Purple Delight, a mixed media art made from buttons, beads, and antique frame by Amalia Amaki, is one of the works by African American artists on display at the Georgia Museum of Art.
ATHENS, GEORGIA -A new exhibition at the Georgia Museum of Art at the University of Georgia presents an opportunity to appreciate the works of African American artists. Titled Expanding Tradition: Selections from the Larry D. and Brenda A. Thompson Collection, the show expands scholarship on artists of color who, until recent years, have been overlooked.
Expanding Tradition includes exceptional works by contemporary artists like Willie Cole, Whitfield Lovell, Kevin Cole and Kara Walker as well as historical artists such as Elizabeth Catlett, Charles Sebree, Beauford Delaney and Benny Andrews. The exhibition also includes rare Depression-era works by Norman Lewis, Charles White, Dox Thrash and Rose Piper.
The almost 60 works on display range from the late 19th century to the contemporary era. They provide a comprehensive look at African American art history with particular focus on race, gender, class, politics and the economy.
Purple Delight, 2005 by Amalia Amaki is one of the outstanding works on display at this show. The mixed media work made from white, silver, gold buttons, beads, and an antique frame has the portrait of an African American woman. With head raised high, and well -articulated makeup, the woman shows off her magnificent beauty. She seems to be saying “Look at me. I am beautiful.”
Purple Delight reflects Amalia Amaki determination to capture the lives of African American women of the Diaspora through her art. Amaki has an M.A. degree in modern European and American art and a Ph.D. in twentieth-century American art and culture from Emory University in the Institute of Liberal Arts. In her work, she combines everyday material, including photography, quilts, buttons, boxes and other household items to examine the depiction of African American heroines and heroes in mainstream media. Purple Delight accentuates her quest to re/present celebrated African American in a better light.

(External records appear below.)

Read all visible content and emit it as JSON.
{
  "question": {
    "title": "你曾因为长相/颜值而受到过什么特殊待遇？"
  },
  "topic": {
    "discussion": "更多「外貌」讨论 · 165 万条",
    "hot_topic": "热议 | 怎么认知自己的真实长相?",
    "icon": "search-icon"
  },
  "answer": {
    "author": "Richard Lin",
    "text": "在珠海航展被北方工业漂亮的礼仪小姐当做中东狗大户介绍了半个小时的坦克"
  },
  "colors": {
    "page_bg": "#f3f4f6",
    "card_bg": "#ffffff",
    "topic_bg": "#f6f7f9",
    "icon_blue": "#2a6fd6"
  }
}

Willie Cole’s Untitled (Chicken), 1995 shows the innovation that has become synonymous with this sculptor, painter, and conceptual visual artist. Created from women’s shoes and galvanized wire, Untitled (Chicken), is an important example of how Cole combines everyday objects to create powerful works of art and statements about everyday life. The sculpture is shaped like a chicken.
In addition to achieving an interesting aesthetic, Untitled (Chicken), 1995, seems to address the issue of consumerism. Why would anyone need so many shoes? However, more importantly, it shows how the artist continues to borrow from different artistic traditions like Dada’s readymade, surrealism, and pop art to articulate innovative artistic thoughts. For him, anything can be turned to art: hair dryers, lawn jockeys, high-heeled shoes, ironing boards, and irons.
Wilmer Jennings De Good Book Says is an important painting with historical significance. Painted in 1935, the painting depicts a church scene, with the pastor preaching to a congregation of men and women, who seemed elevated in a spiritual ecstasy.
De Good Book Says is a reminder that 1935 was an important time for African Americans: Thurgood Marshall and Charles Hamilton Houston of the NAACP had successfully argued the landmark case in Murray v. Pearson. It was agreed that Maryland should open admissions to the segregated University of Maryland School of Law based on equal protection under the Fourteenth Amendment. Segregation and lynchings were still prevalent. The Great Depression only made matters worse. For many African American’s the church was a place of solitude and refuge.
In De Good Book Says, Wilmer Jennings takes viewers into that church, where African Americans were able to freely express themselves. There was singing, chanting and vivid expression of spirituality. In the painting, rays of light burst through the stained glass window illuminating the congregation. While some people raised their hands in the air, others bowed their heads in prayers. De Good Book Says is an important piece by the artist, who was well-known as a printmaker.
Expanding Tradition is the inaugural exhibition for Shawnya Harris, the Larry D. and Brenda A. Thompson Curator of African American and African Diasporic Art. For this exhibition, she selected from the 100 works of art by African Americans artists donated by the Thompsons to the Georgia Museum of Art in 2012. The donation came on the heels of a traveling exhibition drawn from their collection titled Tradition Redefined: The Larry and Brenda Thompson Collection of African American Art. Expanding Tradition is a follow up that exhibition.
Expanding Tradition and Tradition Redefined are important exhibitions that have helped advanced scholarship on works by African American artists. Above all, they show the commitment of Larry and Brenda Thompson to illuminate the contribution of African American artists to the development of art in the United States. With an extensive private collection of works by African American artists, there is great hope that important works by African American artists who have been ignored for decades, until recently, will make it to the public space.